( – President Joe Biden has said it is yet to be seen if artificial intelligence could pose a threat to humans but urged tech companies to seek to make sure that their products are safe before hitting the market.

Biden spoke on the matter at the President’s Council of Advisors on Science and Technology after last week, 1,000 tech industry leaders and experts such as Elon Musk and Steve Wozniak called for halting the advancement of AI technologies to allow for the development of safety standards.

During the council’s meeting at the White House on Tuesday, Biden also argued that artificial intelligence tools could help tackle climate change.

“Tech companies have a responsibility to make sure their products are safe before making them public,” the president declared at the start of the White House meeting, as cited by Newsmax.

“It remains to be seen. Could be,” Biden responded when asked whether AI could be dangerous to humans.

The President’s Council of Advisors on Science and Technology meeting was called on to discuss the risk and opportunities for national security and individual users created by quick AI development.

The advisory panel features academics but also officials of tech giants such as Google and Microsoft.

“AI can help deal with some very difficult challenges like disease and climate change, but it also has to address the potential risks to our society, to our economy, to our national security,” Biden said, as cited by AP.

The report notes that the release of the ChatGPT AI chatbot in November has caused a race among technology corporations to develop similar tools.

According to the White House, President Joe Biden wanted to use the advisory council’s meeting on AI to “discuss the importance of protecting rights and safety to ensure responsible innovation and appropriate safeguards.”

He also sought to issue a new call upon Congress to pass legislation protecting children from AI technology risks while limiting data collection by technology companies.

Last week, Italy’s authorities temporarily blocked ChatGPT on data privacy grounds.

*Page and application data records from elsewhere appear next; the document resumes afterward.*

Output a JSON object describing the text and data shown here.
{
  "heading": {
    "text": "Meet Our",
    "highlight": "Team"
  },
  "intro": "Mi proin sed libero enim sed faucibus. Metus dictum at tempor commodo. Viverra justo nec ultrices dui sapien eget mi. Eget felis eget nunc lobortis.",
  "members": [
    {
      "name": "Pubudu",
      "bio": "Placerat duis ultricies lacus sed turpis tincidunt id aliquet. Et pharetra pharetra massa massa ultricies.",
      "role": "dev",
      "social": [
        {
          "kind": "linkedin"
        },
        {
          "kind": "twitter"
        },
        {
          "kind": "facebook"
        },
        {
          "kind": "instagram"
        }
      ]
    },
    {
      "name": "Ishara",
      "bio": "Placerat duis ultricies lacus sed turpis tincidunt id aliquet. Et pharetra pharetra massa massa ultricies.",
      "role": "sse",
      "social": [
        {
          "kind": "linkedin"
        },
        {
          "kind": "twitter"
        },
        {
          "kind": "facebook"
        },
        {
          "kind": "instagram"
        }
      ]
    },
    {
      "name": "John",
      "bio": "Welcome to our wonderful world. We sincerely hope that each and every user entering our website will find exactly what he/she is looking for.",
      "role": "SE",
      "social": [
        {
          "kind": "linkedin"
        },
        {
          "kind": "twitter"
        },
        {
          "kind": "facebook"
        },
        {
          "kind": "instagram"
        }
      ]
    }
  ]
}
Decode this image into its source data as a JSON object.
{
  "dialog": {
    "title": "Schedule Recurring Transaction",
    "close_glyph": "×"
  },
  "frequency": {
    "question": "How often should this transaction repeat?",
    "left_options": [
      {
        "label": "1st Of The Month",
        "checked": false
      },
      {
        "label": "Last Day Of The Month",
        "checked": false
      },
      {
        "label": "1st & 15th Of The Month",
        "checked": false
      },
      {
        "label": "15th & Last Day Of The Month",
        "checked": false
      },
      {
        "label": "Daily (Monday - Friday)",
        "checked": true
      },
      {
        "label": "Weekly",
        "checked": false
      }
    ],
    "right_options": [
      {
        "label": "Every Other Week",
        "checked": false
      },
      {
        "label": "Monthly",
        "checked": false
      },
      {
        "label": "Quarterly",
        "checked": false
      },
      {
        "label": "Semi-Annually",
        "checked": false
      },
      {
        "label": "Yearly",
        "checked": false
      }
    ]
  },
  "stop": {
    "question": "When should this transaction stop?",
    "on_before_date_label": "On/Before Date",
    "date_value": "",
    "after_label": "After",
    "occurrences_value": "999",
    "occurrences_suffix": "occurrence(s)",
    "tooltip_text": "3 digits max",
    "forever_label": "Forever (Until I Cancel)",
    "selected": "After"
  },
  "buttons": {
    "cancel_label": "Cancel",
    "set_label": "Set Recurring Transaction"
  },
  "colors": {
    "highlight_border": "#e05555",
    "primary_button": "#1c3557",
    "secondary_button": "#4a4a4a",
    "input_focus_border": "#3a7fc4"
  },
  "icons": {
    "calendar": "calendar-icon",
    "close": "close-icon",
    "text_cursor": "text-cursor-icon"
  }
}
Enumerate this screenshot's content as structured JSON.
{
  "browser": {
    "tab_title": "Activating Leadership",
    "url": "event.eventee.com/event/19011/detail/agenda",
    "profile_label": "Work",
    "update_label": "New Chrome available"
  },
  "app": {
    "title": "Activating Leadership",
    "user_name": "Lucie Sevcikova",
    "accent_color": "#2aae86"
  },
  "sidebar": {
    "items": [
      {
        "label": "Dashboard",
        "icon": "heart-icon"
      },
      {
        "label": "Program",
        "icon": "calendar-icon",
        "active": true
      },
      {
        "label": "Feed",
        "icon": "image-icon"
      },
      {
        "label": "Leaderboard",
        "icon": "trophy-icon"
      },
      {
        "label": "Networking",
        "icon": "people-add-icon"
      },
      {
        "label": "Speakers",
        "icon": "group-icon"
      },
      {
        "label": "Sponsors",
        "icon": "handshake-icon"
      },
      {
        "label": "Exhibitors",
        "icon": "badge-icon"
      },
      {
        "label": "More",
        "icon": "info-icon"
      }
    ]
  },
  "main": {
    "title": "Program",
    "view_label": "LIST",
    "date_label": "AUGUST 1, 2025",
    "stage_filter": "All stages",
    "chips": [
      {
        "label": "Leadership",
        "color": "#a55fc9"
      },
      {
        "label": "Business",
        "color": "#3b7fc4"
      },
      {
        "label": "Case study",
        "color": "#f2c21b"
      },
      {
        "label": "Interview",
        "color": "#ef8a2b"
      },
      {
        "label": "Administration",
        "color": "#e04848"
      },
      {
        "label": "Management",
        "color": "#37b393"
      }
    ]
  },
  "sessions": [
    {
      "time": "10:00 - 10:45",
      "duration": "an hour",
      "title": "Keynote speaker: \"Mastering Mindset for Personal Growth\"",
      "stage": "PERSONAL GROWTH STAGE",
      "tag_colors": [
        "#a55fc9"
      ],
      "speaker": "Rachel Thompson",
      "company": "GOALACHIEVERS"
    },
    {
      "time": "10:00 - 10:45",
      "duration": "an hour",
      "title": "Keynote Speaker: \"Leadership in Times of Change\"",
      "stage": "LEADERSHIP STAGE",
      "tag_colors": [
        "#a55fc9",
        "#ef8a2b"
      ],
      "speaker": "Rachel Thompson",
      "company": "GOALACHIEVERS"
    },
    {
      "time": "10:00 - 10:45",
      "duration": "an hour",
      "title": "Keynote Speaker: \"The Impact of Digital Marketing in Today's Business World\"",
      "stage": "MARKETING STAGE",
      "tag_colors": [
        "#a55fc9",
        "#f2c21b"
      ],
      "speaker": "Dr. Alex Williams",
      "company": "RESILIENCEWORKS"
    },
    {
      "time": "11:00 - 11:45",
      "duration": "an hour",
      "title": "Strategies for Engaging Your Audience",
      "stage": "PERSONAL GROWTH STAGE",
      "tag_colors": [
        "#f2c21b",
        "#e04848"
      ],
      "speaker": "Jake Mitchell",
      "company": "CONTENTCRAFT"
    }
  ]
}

Meanwhile, the parliament of the European Union, which includes Italy and 26 other Western nations, has been discussing new rules to set limits on “high-risk AI products.”

“The U.S. has had more a laissez-faire approach to the commercial development of AI,” commented Russell Wald from the Stanford Institute for Human-Centered Artificial Intelligence.

“[Biden] is setting the stage for a national dialogue on the topic by elevating attention to AI, which is desperately needed,” Wald added.

Last year, the Biden administration unveiled a “Blueprint for an AI Bill of Rights,” which is supposed to prevent harm caused by AI systems.